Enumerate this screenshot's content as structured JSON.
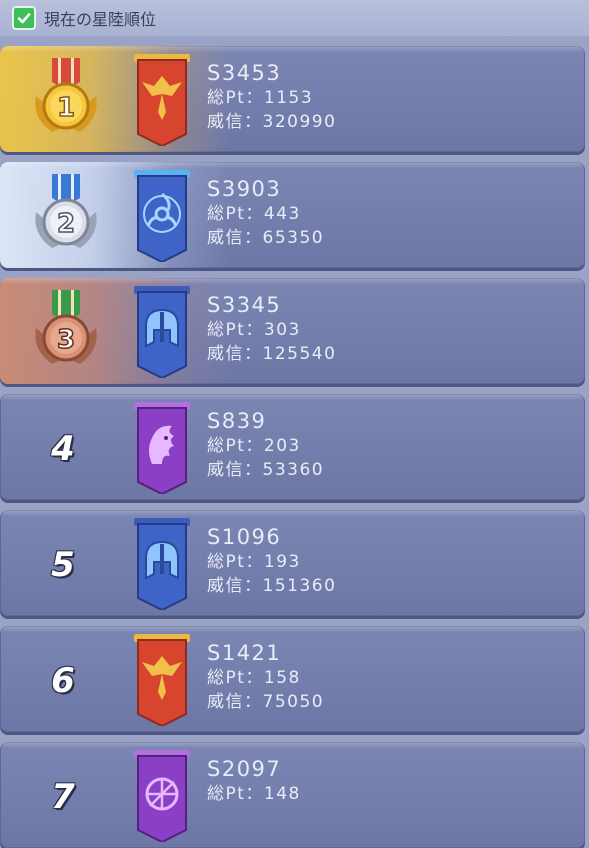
{
  "header": {
    "label": "現在の星陸順位",
    "checked": true
  },
  "rows": [
    {
      "rank": "1",
      "server": "S3453",
      "points": "総Pt：1153",
      "prestige": "威信：320990",
      "medal": "gold",
      "emblem": "phoenix",
      "banner_color": "#d8452f"
    },
    {
      "rank": "2",
      "server": "S3903",
      "points": "総Pt：443",
      "prestige": "威信：65350",
      "medal": "silver",
      "emblem": "triskelion",
      "banner_color": "#3f63c7"
    },
    {
      "rank": "3",
      "server": "S3345",
      "points": "総Pt：303",
      "prestige": "威信：125540",
      "medal": "bronze",
      "emblem": "helmet",
      "banner_color": "#3f63c7"
    },
    {
      "rank": "4",
      "server": "S839",
      "points": "総Pt：203",
      "prestige": "威信：53360",
      "medal": "none",
      "emblem": "lion",
      "banner_color": "#8a3fc4"
    },
    {
      "rank": "5",
      "server": "S1096",
      "points": "総Pt：193",
      "prestige": "威信：151360",
      "medal": "none",
      "emblem": "helmet",
      "banner_color": "#3f63c7"
    },
    {
      "rank": "6",
      "server": "S1421",
      "points": "総Pt：158",
      "prestige": "威信：75050",
      "medal": "none",
      "emblem": "phoenix",
      "banner_color": "#d8452f"
    },
    {
      "rank": "7",
      "server": "S2097",
      "points": "総Pt：148",
      "prestige": "",
      "medal": "none",
      "emblem": "compass",
      "banner_color": "#8a3fc4"
    }
  ]
}
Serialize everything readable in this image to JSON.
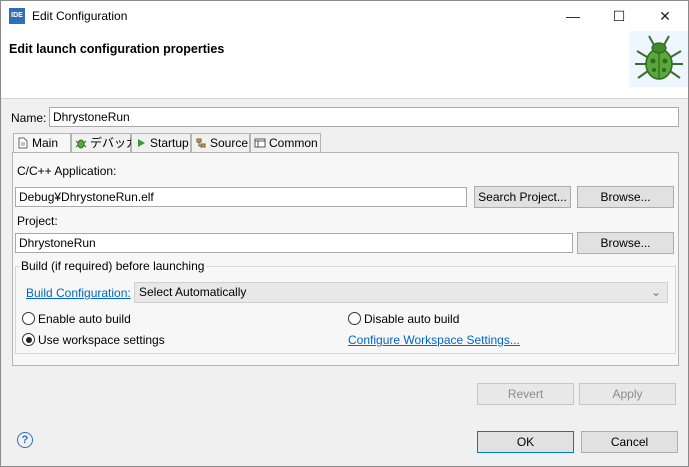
{
  "window": {
    "app_icon_text": "IDE",
    "title": "Edit Configuration",
    "minimize_glyph": "—",
    "maximize_glyph": "☐",
    "close_glyph": "✕"
  },
  "header": {
    "title": "Edit launch configuration properties",
    "banner_icon": "bug-icon"
  },
  "name_field": {
    "label": "Name:",
    "value": "DhrystoneRun"
  },
  "tabs": [
    {
      "label": "Main",
      "icon": "document-icon",
      "active": true
    },
    {
      "label": "デバッガ",
      "icon": "bug-small-icon",
      "active": false
    },
    {
      "label": "Startup",
      "icon": "play-icon",
      "active": false
    },
    {
      "label": "Source",
      "icon": "source-icon",
      "active": false
    },
    {
      "label": "Common",
      "icon": "common-icon",
      "active": false
    }
  ],
  "main": {
    "app_label": "C/C++ Application:",
    "app_value": "Debug¥DhrystoneRun.elf",
    "search_project_button": "Search Project...",
    "browse_button_1": "Browse...",
    "project_label": "Project:",
    "project_value": "DhrystoneRun",
    "browse_button_2": "Browse...",
    "build_group_label": "Build (if required) before launching",
    "build_config_link": "Build Configuration:",
    "build_config_select": "Select Automatically",
    "enable_auto_build": "Enable auto build",
    "disable_auto_build": "Disable auto build",
    "use_workspace_settings": "Use workspace settings",
    "configure_workspace_link": "Configure Workspace Settings...",
    "selected_radio": "use_workspace_settings"
  },
  "actions": {
    "revert": "Revert",
    "apply": "Apply",
    "ok": "OK",
    "cancel": "Cancel",
    "help_glyph": "?"
  },
  "colors": {
    "link": "#0066cc",
    "accent": "#2f6fb8"
  }
}
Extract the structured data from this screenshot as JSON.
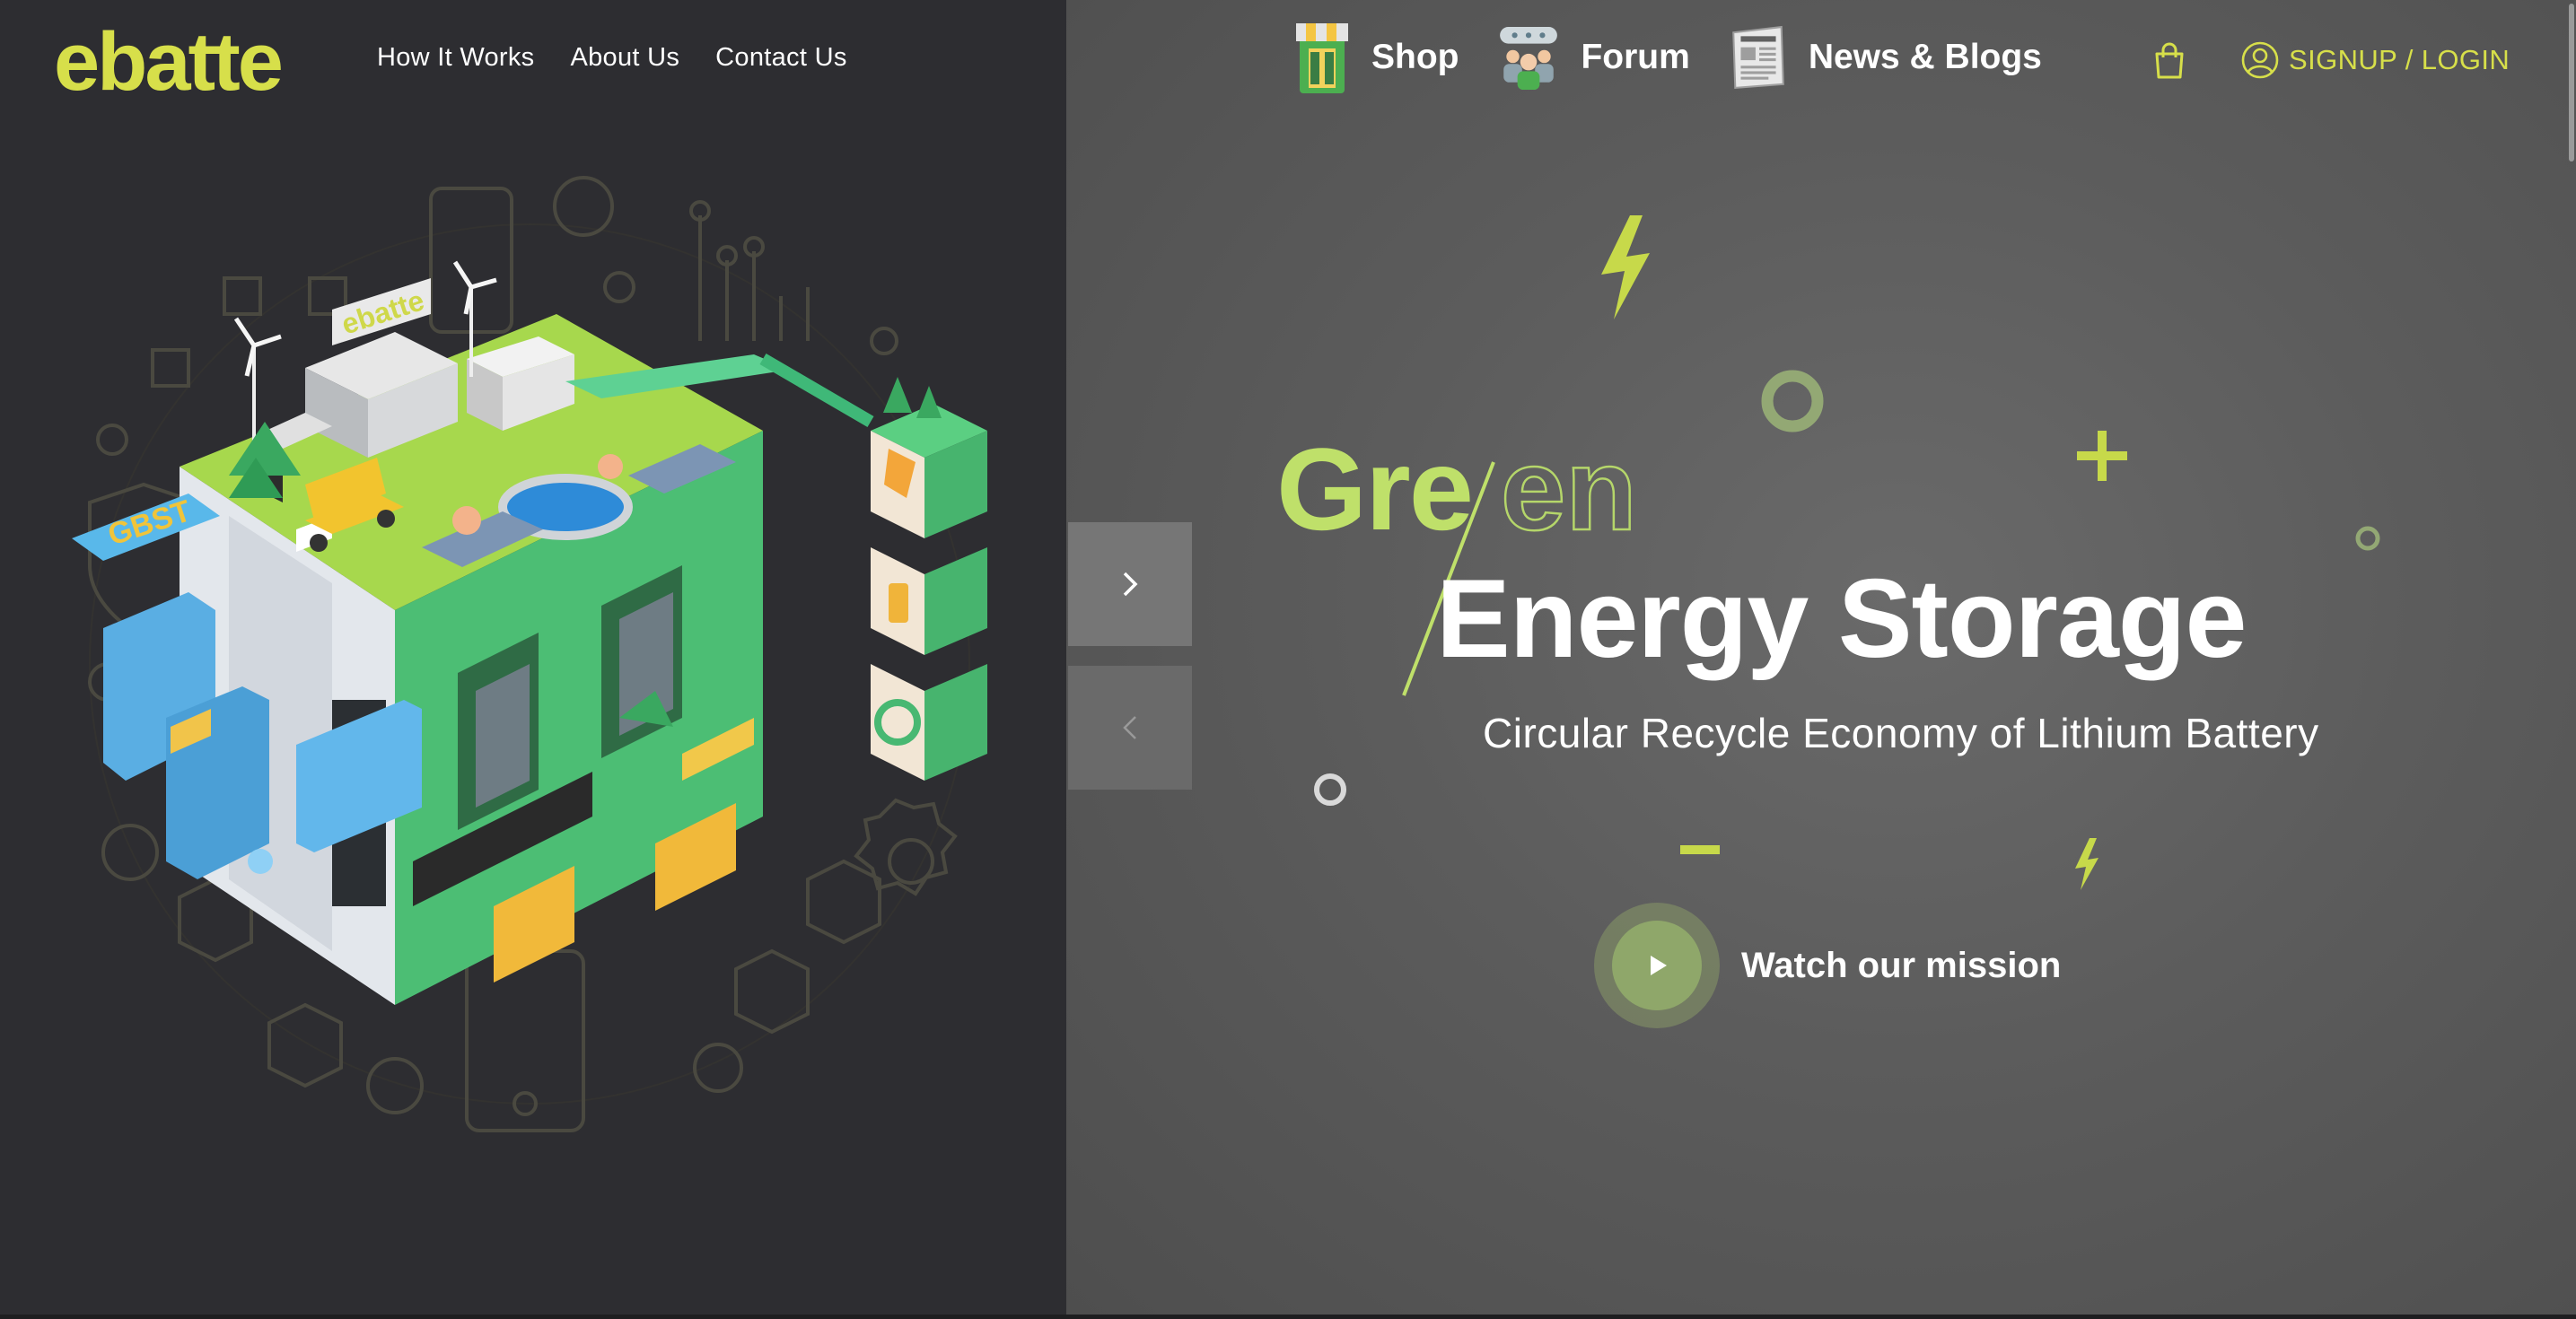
{
  "brand": {
    "logo_text": "ebatte",
    "accent_color": "#d7df4a"
  },
  "header": {
    "nav_links": [
      {
        "label": "How It Works"
      },
      {
        "label": "About Us"
      },
      {
        "label": "Contact Us"
      }
    ],
    "top_nav": [
      {
        "label": "Shop",
        "icon": "shop-icon"
      },
      {
        "label": "Forum",
        "icon": "forum-icon"
      },
      {
        "label": "News & Blogs",
        "icon": "newspaper-icon"
      }
    ],
    "cart_icon": "shopping-bag-icon",
    "account": {
      "label": "SIGNUP / LOGIN",
      "icon": "user-circle-icon"
    }
  },
  "carousel": {
    "next_icon": "chevron-right-icon",
    "prev_icon": "chevron-left-icon"
  },
  "hero": {
    "word_part_1": "Gre",
    "word_part_2": "en",
    "title": "Energy Storage",
    "subtitle": "Circular Recycle Economy of Lithium Battery",
    "cta_label": "Watch our mission",
    "cta_icon": "play-icon"
  },
  "illustration": {
    "sign_text": "GBST",
    "building_logo": "ebatte"
  }
}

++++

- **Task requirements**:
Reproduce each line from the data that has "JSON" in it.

- **Exercise solution**:
Enumerate this screenshot's content as structured JSON.
Serialize everything readable in this image to JSON.
Extract the structured data from this screenshot as JSON.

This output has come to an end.